Nearly $4 million has gone to cultural organizations since the RAP Tax began in 2001, Fey said.

The county’s Web site has the applications at

Regular recipients have included Kimball Art Center, Park City Performing Arts Foundation, KPCW, Mountain Town Music, Park City Film Series and the Sundance Institute. Last year, about 24 groups requested $1.3 million. To qualify organizations must show they have at least three years of financial history.

Religious groups, schools and individuals cannot receive funding from RAP Tax. After the application deadline, the Cultural Advisory Committee meets to decide which groups qualify for funding. Recommendations from the panel are sent to the Summit County manager who makes the final decision.

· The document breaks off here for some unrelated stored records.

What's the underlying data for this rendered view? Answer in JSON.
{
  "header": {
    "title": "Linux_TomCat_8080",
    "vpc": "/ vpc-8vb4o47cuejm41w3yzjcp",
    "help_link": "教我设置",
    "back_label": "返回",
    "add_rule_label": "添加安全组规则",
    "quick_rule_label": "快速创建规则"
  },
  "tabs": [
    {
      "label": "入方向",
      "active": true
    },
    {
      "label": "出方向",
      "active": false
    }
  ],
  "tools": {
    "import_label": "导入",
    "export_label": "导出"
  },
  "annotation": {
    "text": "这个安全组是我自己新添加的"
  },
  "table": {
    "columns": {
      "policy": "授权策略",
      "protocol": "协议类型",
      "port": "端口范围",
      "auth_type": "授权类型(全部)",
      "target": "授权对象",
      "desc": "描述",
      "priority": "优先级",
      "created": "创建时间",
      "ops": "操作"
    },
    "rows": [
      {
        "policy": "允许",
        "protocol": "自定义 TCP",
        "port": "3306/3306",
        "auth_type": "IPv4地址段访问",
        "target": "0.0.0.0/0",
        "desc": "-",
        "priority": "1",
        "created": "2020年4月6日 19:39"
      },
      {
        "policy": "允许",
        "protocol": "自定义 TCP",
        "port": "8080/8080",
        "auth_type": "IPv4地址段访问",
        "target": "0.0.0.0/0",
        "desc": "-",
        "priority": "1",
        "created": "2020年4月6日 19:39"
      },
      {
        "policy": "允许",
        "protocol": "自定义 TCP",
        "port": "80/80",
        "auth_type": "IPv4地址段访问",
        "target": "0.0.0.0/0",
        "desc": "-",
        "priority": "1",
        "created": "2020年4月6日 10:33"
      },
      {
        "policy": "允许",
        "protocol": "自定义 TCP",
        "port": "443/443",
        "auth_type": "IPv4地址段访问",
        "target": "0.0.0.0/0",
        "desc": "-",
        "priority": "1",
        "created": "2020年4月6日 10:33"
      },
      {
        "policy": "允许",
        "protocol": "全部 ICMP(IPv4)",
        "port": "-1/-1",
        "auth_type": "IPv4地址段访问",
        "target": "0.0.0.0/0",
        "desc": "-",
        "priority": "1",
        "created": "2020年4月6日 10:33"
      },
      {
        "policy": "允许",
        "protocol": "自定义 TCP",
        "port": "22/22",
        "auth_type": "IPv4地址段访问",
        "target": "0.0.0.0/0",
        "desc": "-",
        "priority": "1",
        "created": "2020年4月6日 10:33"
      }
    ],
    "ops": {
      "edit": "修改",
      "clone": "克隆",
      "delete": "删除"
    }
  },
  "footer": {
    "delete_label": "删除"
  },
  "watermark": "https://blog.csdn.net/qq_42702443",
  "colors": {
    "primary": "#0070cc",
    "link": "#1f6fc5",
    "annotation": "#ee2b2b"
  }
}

More groups on the East Side of Summit County have begun applying for funding from RAP Tax. Grant applications can be mailed to Summit County at P.O. Box 128, Coalville, Utah, 84017. Applications are also accepted at the County Courthouse at 60 N. Main in Coalville and the Sheldon Richins Building at Kimball Junction.